Items from a data source
══════════════════════════════

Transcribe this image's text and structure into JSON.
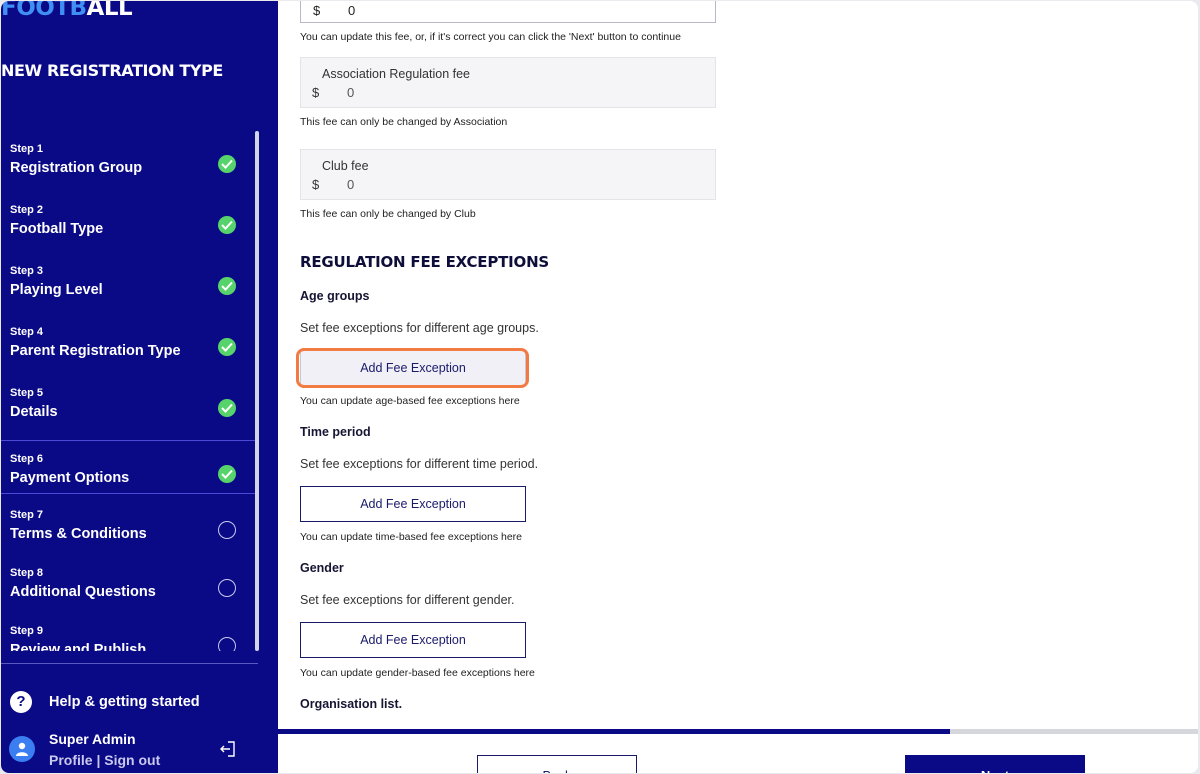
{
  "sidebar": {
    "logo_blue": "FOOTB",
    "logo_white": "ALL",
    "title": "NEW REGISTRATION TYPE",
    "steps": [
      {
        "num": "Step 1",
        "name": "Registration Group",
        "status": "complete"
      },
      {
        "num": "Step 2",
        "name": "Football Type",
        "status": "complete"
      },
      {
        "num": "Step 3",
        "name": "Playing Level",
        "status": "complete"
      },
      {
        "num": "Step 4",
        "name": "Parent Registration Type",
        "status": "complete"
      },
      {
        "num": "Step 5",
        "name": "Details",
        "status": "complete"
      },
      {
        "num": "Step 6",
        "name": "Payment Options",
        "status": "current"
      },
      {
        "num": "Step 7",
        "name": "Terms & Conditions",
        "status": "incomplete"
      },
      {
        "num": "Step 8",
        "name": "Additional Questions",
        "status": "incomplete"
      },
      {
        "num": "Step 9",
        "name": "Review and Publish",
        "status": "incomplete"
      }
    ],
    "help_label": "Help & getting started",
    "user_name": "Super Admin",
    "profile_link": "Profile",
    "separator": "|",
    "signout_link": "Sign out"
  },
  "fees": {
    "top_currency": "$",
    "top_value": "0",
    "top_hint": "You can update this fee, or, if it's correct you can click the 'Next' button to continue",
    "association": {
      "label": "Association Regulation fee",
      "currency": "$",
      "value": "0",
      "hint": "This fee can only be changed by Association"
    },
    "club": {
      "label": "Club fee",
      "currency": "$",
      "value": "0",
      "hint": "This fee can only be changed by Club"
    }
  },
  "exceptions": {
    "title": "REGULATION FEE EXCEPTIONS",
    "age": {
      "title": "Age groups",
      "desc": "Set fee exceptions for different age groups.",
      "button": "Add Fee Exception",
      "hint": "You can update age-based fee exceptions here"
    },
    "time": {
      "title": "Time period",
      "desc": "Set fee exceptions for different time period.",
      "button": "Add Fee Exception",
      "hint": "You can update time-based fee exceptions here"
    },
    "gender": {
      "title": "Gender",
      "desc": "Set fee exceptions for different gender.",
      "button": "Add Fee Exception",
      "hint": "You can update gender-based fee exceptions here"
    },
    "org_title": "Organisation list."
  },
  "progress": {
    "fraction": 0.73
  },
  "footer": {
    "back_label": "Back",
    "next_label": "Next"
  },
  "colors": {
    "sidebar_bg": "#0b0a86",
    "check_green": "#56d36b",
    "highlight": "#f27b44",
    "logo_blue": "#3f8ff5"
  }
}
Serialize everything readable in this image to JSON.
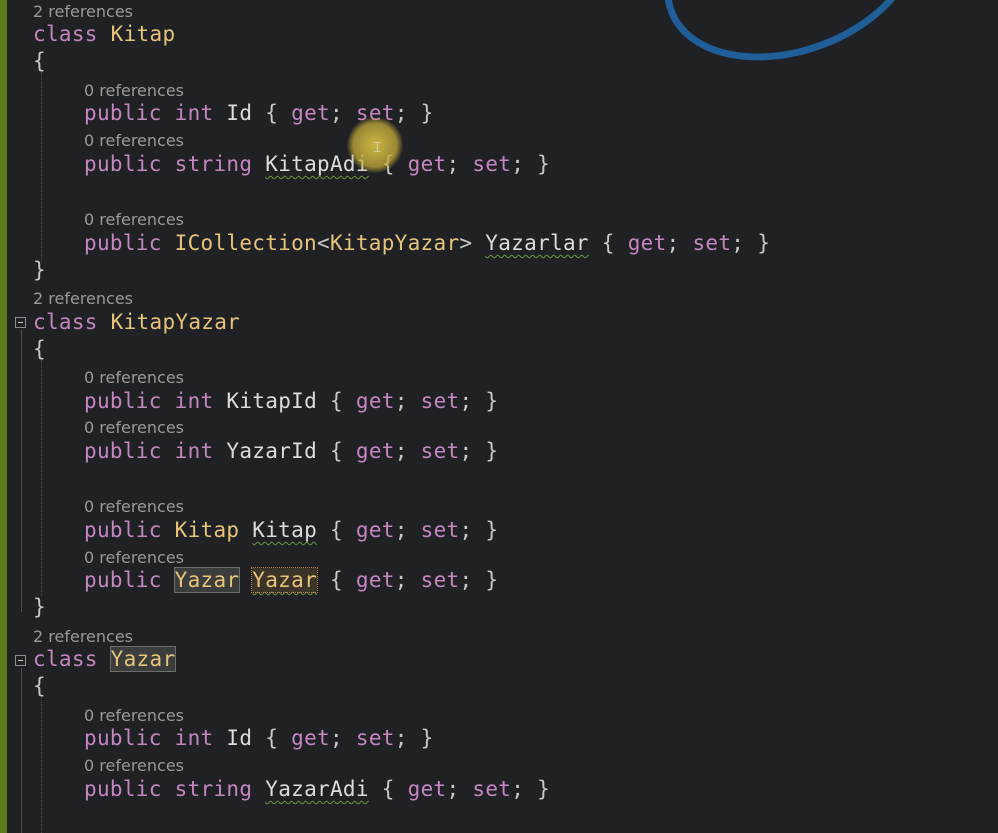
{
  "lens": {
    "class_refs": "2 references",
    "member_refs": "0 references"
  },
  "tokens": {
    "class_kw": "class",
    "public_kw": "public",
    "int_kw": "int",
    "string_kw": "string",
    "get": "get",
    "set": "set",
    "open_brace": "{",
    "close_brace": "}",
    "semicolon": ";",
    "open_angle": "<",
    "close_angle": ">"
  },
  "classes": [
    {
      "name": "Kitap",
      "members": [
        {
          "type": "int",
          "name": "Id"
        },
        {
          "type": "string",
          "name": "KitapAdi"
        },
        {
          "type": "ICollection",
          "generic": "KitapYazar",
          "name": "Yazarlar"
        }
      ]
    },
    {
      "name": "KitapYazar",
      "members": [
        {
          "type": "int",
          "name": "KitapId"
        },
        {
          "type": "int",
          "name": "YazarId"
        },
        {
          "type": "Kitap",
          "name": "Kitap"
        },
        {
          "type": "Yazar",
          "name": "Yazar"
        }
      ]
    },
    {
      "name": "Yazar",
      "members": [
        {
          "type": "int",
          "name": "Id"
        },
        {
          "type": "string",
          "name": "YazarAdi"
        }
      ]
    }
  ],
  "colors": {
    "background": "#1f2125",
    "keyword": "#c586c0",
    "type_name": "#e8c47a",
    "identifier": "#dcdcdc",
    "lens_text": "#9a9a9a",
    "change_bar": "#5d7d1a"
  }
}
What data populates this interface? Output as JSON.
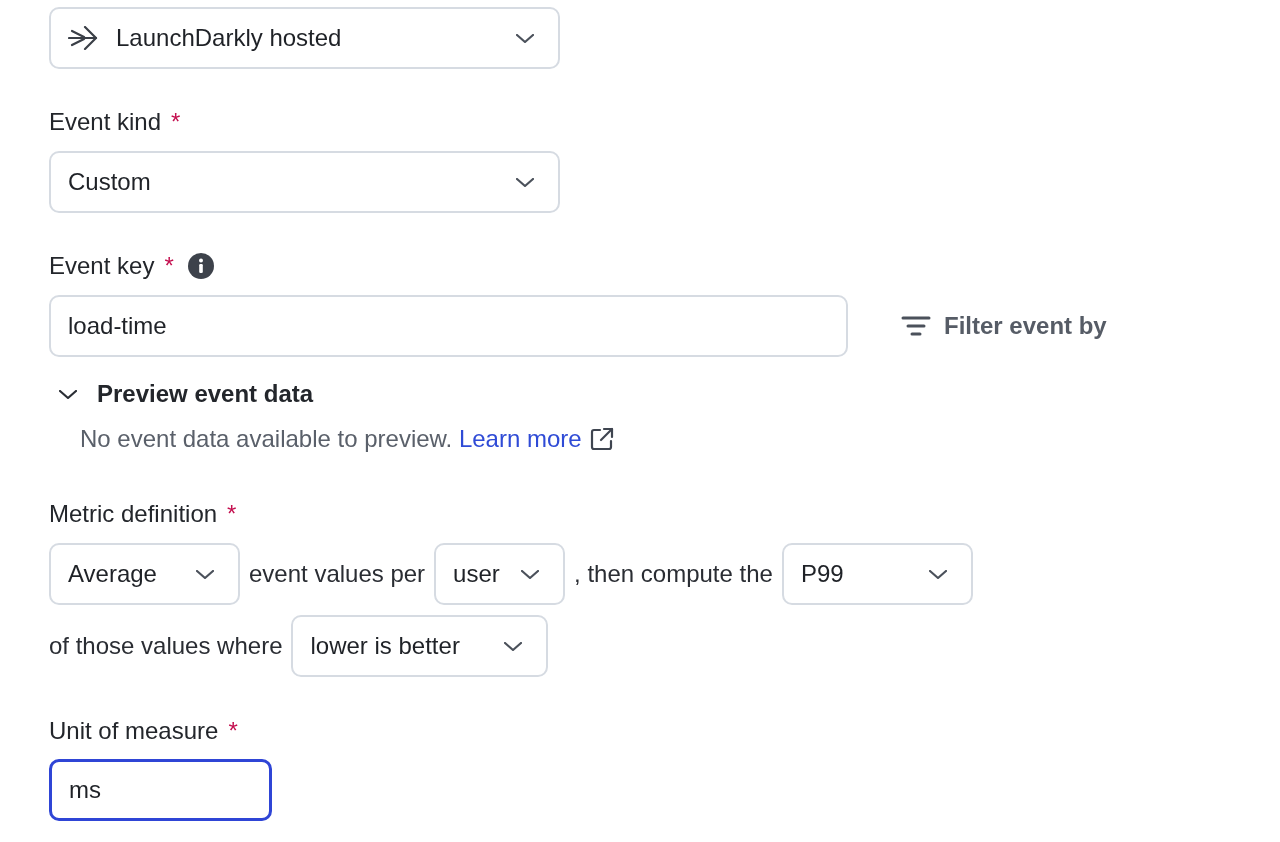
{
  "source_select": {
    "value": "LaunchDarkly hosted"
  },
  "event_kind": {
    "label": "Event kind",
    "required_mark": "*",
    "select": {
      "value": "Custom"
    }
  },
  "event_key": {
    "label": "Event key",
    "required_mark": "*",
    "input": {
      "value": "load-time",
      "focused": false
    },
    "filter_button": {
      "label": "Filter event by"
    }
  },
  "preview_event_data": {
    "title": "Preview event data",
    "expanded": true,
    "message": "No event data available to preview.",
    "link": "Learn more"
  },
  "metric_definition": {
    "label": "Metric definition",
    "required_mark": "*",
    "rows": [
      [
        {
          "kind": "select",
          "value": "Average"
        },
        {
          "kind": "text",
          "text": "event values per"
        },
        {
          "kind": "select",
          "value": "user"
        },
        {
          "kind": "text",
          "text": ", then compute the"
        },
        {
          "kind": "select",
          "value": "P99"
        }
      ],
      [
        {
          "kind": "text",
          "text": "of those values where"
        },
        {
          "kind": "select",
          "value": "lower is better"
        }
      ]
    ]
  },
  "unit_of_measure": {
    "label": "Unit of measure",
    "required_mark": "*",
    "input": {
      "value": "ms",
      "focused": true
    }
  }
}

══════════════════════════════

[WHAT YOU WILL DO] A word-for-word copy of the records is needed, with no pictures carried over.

[SOLUTION TO THE EXERCISE]
Transcribe this image's text and structure into JSON.
{
  "sidebar": {
    "logo_blue": "FOOTB",
    "logo_white": "ALL",
    "title": "NEW REGISTRATION TYPE",
    "steps": [
      {
        "num": "Step 1",
        "name": "Registration Group",
        "status": "complete"
      },
      {
        "num": "Step 2",
        "name": "Football Type",
        "status": "complete"
      },
      {
        "num": "Step 3",
        "name": "Playing Level",
        "status": "complete"
      },
      {
        "num": "Step 4",
        "name": "Parent Registration Type",
        "status": "complete"
      },
      {
        "num": "Step 5",
        "name": "Details",
        "status": "complete"
      },
      {
        "num": "Step 6",
        "name": "Payment Options",
        "status": "current"
      },
      {
        "num": "Step 7",
        "name": "Terms & Conditions",
        "status": "incomplete"
      },
      {
        "num": "Step 8",
        "name": "Additional Questions",
        "status": "incomplete"
      },
      {
        "num": "Step 9",
        "name": "Review and Publish",
        "status": "incomplete"
      }
    ],
    "help_label": "Help & getting started",
    "user_name": "Super Admin",
    "profile_link": "Profile",
    "separator": "|",
    "signout_link": "Sign out"
  },
  "fees": {
    "top_currency": "$",
    "top_value": "0",
    "top_hint": "You can update this fee, or, if it's correct you can click the 'Next' button to continue",
    "association": {
      "label": "Association Regulation fee",
      "currency": "$",
      "value": "0",
      "hint": "This fee can only be changed by Association"
    },
    "club": {
      "label": "Club fee",
      "currency": "$",
      "value": "0",
      "hint": "This fee can only be changed by Club"
    }
  },
  "exceptions": {
    "title": "REGULATION FEE EXCEPTIONS",
    "age": {
      "title": "Age groups",
      "desc": "Set fee exceptions for different age groups.",
      "button": "Add Fee Exception",
      "hint": "You can update age-based fee exceptions here"
    },
    "time": {
      "title": "Time period",
      "desc": "Set fee exceptions for different time period.",
      "button": "Add Fee Exception",
      "hint": "You can update time-based fee exceptions here"
    },
    "gender": {
      "title": "Gender",
      "desc": "Set fee exceptions for different gender.",
      "button": "Add Fee Exception",
      "hint": "You can update gender-based fee exceptions here"
    },
    "org_title": "Organisation list."
  },
  "progress": {
    "fraction": 0.73
  },
  "footer": {
    "back_label": "Back",
    "next_label": "Next"
  },
  "colors": {
    "sidebar_bg": "#0b0a86",
    "check_green": "#56d36b",
    "highlight": "#f27b44",
    "logo_blue": "#3f8ff5"
  }
}
Serialize everything readable in this image to JSON.
{
  "lens": {
    "class_refs": "2 references",
    "member_refs": "0 references"
  },
  "tokens": {
    "class_kw": "class",
    "public_kw": "public",
    "int_kw": "int",
    "string_kw": "string",
    "get": "get",
    "set": "set",
    "open_brace": "{",
    "close_brace": "}",
    "semicolon": ";",
    "open_angle": "<",
    "close_angle": ">"
  },
  "classes": [
    {
      "name": "Kitap",
      "members": [
        {
          "type": "int",
          "name": "Id"
        },
        {
          "type": "string",
          "name": "KitapAdi"
        },
        {
          "type": "ICollection",
          "generic": "KitapYazar",
          "name": "Yazarlar"
        }
      ]
    },
    {
      "name": "KitapYazar",
      "members": [
        {
          "type": "int",
          "name": "KitapId"
        },
        {
          "type": "int",
          "name": "YazarId"
        },
        {
          "type": "Kitap",
          "name": "Kitap"
        },
        {
          "type": "Yazar",
          "name": "Yazar"
        }
      ]
    },
    {
      "name": "Yazar",
      "members": [
        {
          "type": "int",
          "name": "Id"
        },
        {
          "type": "string",
          "name": "YazarAdi"
        }
      ]
    }
  ],
  "colors": {
    "background": "#1f2125",
    "keyword": "#c586c0",
    "type_name": "#e8c47a",
    "identifier": "#dcdcdc",
    "lens_text": "#9a9a9a",
    "change_bar": "#5d7d1a"
  }
}
What data populates this interface? Output as JSON.
{
  "source_select": {
    "value": "LaunchDarkly hosted"
  },
  "event_kind": {
    "label": "Event kind",
    "required_mark": "*",
    "select": {
      "value": "Custom"
    }
  },
  "event_key": {
    "label": "Event key",
    "required_mark": "*",
    "input": {
      "value": "load-time",
      "focused": false
    },
    "filter_button": {
      "label": "Filter event by"
    }
  },
  "preview_event_data": {
    "title": "Preview event data",
    "expanded": true,
    "message": "No event data available to preview.",
    "link": "Learn more"
  },
  "metric_definition": {
    "label": "Metric definition",
    "required_mark": "*",
    "rows": [
      [
        {
          "kind": "select",
          "value": "Average"
        },
        {
          "kind": "text",
          "text": "event values per"
        },
        {
          "kind": "select",
          "value": "user"
        },
        {
          "kind": "text",
          "text": ", then compute the"
        },
        {
          "kind": "select",
          "value": "P99"
        }
      ],
      [
        {
          "kind": "text",
          "text": "of those values where"
        },
        {
          "kind": "select",
          "value": "lower is better"
        }
      ]
    ]
  },
  "unit_of_measure": {
    "label": "Unit of measure",
    "required_mark": "*",
    "input": {
      "value": "ms",
      "focused": true
    }
  }
}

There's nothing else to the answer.